__Exercise directions__: Your answer should be every line of the entries that has the string "当前店铺" in it.

__Stored data__:
>>>

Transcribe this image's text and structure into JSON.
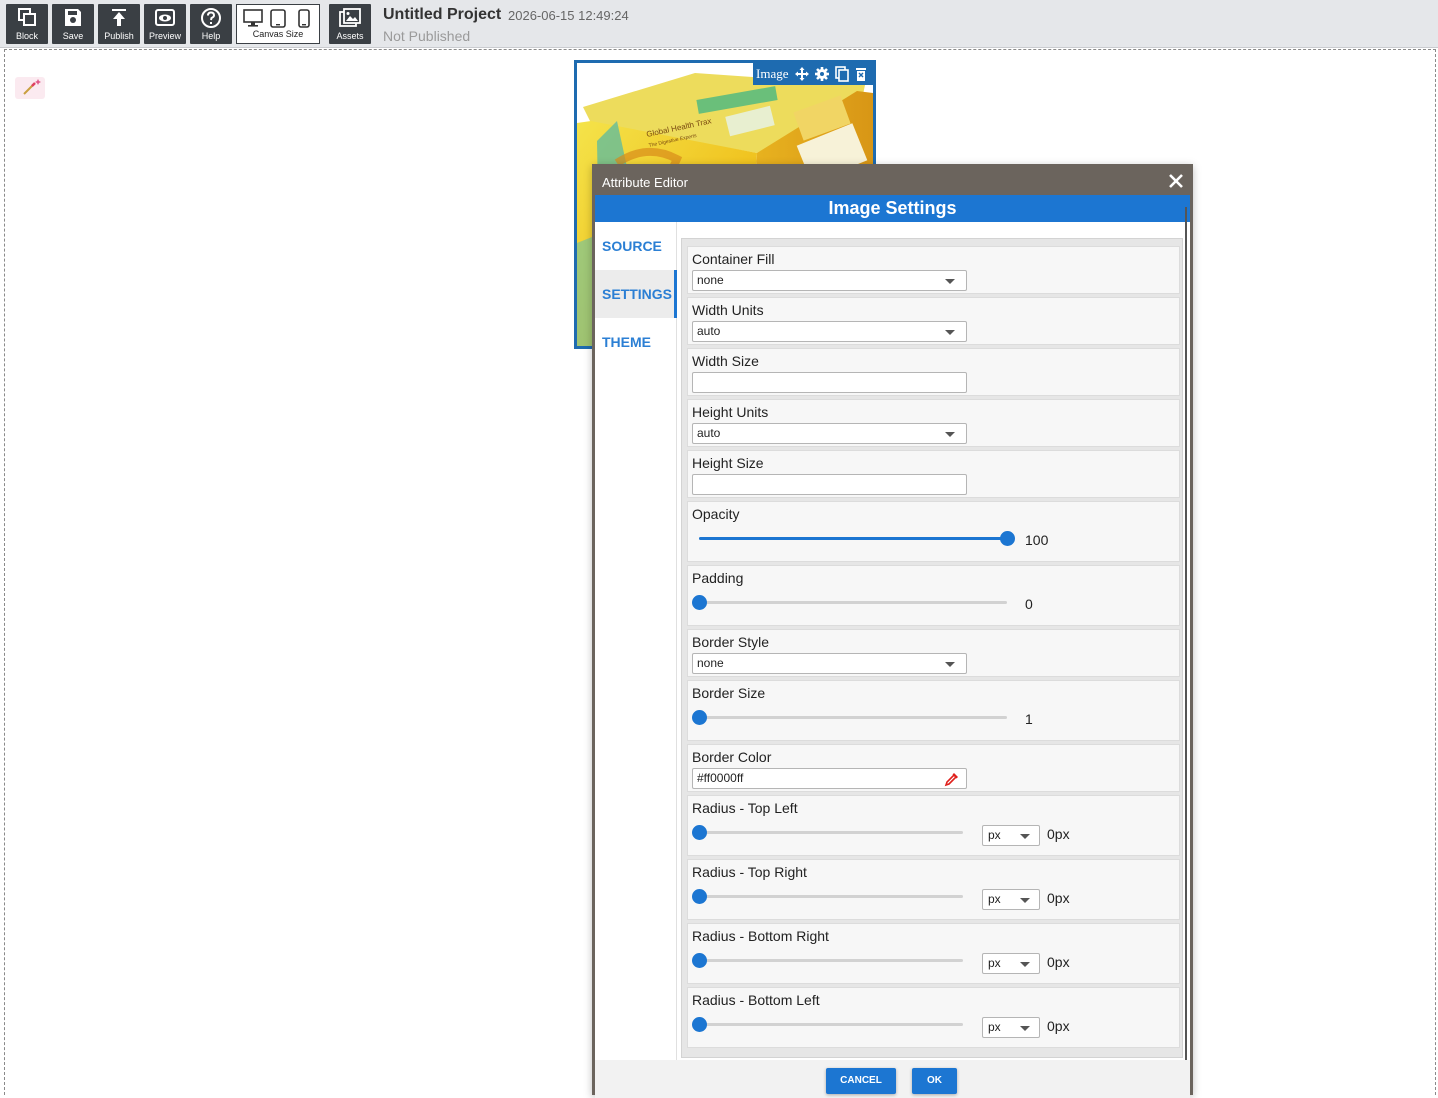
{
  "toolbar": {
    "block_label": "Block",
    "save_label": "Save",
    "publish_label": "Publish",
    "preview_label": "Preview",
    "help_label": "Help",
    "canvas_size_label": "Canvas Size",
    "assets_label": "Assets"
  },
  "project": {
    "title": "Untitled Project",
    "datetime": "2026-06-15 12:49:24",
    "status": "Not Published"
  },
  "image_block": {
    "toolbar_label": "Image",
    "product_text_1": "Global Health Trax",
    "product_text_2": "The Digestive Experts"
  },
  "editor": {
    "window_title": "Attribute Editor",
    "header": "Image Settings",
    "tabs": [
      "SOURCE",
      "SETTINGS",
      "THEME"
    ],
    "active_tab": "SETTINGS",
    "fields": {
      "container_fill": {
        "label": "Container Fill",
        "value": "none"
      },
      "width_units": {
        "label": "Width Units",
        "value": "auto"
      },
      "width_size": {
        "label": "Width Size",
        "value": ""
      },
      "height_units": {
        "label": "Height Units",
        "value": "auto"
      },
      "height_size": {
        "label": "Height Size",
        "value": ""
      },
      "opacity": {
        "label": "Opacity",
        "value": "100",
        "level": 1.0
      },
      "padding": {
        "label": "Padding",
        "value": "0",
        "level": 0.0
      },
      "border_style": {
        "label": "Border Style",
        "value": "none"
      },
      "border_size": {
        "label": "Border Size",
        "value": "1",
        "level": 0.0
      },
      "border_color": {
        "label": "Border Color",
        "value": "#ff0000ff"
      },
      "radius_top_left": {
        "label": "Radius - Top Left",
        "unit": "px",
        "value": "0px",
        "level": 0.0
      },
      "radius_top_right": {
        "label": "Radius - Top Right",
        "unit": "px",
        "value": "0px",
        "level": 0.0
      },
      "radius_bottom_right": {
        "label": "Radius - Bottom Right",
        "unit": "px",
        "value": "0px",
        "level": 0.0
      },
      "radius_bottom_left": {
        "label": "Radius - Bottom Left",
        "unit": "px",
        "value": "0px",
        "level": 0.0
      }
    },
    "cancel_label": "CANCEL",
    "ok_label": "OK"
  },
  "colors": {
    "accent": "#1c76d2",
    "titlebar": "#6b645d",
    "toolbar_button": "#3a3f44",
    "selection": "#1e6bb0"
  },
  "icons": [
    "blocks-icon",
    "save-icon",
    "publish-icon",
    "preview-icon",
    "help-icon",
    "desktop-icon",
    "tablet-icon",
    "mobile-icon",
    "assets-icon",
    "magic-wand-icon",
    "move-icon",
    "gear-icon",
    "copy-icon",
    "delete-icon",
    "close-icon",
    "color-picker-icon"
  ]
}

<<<
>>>

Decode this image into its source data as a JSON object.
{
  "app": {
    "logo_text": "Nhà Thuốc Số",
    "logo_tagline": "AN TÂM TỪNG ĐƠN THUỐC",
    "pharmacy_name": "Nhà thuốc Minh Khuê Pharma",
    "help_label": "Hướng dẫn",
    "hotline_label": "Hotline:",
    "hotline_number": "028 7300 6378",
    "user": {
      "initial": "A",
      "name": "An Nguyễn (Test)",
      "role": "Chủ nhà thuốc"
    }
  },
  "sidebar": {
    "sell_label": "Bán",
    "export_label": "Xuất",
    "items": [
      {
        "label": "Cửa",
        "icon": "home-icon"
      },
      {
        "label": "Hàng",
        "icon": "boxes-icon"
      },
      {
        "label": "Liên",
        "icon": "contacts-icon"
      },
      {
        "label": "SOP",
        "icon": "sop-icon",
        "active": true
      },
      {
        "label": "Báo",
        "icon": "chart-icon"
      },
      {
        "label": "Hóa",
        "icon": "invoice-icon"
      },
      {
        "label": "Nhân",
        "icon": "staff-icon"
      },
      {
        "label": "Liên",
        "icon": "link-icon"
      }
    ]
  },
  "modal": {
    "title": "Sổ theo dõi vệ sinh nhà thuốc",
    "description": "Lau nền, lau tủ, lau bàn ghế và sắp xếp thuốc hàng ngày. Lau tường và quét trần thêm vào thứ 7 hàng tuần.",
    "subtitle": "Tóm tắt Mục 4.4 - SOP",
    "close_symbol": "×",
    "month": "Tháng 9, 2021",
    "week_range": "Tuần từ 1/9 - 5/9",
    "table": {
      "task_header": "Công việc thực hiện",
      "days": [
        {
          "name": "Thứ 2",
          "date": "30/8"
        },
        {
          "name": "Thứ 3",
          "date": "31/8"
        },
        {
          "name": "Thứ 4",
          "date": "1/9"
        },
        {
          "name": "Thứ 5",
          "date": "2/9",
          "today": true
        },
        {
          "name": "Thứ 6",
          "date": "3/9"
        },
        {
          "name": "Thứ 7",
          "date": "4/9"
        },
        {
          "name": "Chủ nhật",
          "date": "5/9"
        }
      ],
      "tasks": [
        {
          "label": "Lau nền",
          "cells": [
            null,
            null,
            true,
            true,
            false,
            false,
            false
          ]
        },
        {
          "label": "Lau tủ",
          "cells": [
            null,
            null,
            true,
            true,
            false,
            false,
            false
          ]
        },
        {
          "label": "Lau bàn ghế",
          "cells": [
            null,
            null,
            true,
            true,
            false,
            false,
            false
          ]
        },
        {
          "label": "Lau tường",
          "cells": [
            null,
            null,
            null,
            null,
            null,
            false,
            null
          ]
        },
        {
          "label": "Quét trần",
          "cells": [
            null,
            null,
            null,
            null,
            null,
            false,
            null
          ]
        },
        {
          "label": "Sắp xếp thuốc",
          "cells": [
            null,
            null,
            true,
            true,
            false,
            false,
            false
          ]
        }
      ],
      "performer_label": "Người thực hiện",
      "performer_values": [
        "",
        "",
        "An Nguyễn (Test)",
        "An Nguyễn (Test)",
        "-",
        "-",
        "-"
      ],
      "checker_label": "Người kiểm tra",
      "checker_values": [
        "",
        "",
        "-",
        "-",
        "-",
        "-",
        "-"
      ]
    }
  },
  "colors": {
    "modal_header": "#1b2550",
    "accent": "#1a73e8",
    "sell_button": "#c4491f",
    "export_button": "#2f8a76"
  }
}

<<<
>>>

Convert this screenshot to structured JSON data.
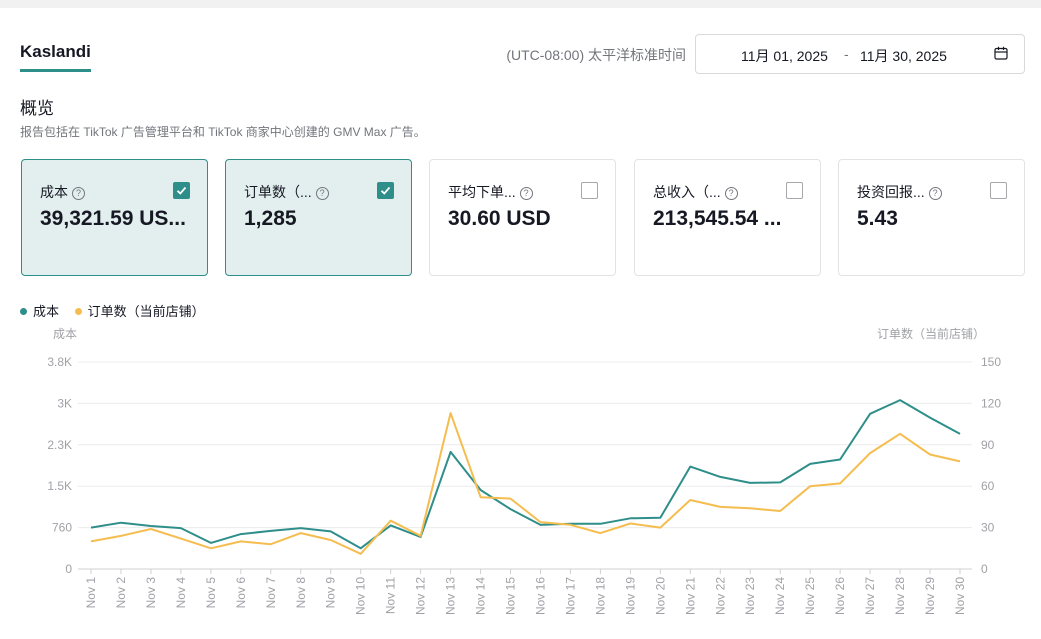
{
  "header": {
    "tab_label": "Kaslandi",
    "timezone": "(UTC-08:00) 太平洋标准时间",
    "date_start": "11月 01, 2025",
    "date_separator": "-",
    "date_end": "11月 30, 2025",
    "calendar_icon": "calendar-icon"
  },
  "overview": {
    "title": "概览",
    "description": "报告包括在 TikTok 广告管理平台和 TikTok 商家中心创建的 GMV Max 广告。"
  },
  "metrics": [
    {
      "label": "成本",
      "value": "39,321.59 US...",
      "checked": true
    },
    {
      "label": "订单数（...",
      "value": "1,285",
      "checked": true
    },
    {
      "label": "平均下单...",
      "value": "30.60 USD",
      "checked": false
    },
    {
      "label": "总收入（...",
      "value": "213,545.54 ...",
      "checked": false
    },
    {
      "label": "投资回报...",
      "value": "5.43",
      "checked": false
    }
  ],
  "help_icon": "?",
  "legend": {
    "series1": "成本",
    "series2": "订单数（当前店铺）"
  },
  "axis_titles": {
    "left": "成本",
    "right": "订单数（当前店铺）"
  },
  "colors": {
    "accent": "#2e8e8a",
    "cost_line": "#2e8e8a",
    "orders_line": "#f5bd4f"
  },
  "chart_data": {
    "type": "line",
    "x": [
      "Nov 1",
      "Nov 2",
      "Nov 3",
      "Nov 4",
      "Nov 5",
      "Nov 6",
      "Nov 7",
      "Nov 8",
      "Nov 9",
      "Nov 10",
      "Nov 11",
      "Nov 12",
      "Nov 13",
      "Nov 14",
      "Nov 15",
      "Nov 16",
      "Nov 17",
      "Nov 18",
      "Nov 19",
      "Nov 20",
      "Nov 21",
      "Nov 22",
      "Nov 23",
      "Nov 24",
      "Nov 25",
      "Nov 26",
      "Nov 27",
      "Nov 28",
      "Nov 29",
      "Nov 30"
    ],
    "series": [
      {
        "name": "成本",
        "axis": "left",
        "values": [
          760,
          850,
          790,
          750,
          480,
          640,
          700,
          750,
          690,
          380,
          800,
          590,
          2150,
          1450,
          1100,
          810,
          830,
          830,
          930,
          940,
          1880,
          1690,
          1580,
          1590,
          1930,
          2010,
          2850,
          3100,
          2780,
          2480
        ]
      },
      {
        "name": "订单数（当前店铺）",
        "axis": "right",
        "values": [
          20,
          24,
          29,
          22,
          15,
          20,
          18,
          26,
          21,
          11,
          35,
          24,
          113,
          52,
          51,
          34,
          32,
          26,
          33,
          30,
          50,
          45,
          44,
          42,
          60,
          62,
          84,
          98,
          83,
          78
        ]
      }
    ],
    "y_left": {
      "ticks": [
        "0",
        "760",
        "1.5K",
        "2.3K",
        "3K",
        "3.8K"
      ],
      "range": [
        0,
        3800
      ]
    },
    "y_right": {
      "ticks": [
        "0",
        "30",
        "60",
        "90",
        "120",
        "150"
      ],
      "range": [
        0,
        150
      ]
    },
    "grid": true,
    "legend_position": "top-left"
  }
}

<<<

__Result for this task__:
    "series2": "订单数（当前店铺）"
    "right": "订单数（当前店铺）"
        "name": "订单数（当前店铺）",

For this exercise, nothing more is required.